» **About this exercise**
Scan the material below and copy every line holding the word "member".

─── Records for this task

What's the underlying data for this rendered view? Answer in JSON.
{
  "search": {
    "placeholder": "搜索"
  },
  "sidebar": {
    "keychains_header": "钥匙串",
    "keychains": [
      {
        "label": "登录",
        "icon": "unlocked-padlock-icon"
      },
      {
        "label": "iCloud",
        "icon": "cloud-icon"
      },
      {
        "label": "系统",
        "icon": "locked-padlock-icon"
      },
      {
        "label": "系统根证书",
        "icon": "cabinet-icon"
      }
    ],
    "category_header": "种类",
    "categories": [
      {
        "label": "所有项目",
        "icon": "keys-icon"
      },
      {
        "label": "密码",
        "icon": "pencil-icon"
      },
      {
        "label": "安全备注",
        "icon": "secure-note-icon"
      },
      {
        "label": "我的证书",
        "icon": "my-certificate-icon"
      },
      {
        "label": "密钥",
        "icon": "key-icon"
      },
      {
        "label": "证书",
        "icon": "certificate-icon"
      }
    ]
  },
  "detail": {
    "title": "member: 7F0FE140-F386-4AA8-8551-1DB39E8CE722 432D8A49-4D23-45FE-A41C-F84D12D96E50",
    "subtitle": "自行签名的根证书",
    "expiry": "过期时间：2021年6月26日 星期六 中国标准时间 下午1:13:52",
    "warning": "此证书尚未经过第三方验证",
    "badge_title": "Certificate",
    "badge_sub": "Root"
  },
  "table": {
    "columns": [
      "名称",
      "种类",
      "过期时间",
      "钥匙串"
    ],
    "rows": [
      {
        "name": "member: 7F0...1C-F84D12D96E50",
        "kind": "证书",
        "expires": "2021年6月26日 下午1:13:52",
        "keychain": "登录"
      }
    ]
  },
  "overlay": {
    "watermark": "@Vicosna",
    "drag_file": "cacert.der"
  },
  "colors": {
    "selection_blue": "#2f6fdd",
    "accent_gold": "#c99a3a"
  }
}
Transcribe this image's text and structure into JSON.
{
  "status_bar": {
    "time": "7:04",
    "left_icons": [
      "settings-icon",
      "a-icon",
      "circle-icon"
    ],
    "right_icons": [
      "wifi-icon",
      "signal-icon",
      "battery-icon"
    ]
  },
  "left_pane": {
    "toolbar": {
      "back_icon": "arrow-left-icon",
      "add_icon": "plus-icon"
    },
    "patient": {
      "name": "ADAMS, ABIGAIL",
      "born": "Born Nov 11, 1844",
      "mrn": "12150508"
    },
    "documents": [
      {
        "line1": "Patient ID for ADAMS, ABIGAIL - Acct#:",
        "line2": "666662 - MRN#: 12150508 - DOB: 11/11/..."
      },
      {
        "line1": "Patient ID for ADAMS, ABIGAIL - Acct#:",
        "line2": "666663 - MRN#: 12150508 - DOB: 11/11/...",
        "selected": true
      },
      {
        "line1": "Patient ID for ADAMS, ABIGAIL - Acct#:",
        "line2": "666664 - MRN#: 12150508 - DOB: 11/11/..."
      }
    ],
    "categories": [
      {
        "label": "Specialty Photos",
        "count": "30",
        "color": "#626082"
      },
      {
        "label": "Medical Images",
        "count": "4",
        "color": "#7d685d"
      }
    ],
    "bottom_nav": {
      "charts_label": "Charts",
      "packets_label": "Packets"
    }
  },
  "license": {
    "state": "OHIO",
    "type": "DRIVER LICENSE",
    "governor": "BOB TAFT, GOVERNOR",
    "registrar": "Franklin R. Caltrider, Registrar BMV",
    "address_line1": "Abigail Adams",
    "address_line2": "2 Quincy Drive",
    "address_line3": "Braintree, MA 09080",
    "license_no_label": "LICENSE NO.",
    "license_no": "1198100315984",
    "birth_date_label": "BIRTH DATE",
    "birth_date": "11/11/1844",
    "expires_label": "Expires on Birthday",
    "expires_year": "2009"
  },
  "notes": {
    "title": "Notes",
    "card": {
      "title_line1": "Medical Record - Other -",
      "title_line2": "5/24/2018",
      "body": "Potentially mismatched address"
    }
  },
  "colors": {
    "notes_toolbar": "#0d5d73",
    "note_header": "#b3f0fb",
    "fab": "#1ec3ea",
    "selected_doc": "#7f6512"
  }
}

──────

» **Output of the exercise**
    "title": "member: 7F0FE140-F386-4AA8-8551-1DB39E8CE722 432D8A49-4D23-45FE-A41C-F84D12D96E50",
        "name": "member: 7F0...1C-F84D12D96E50",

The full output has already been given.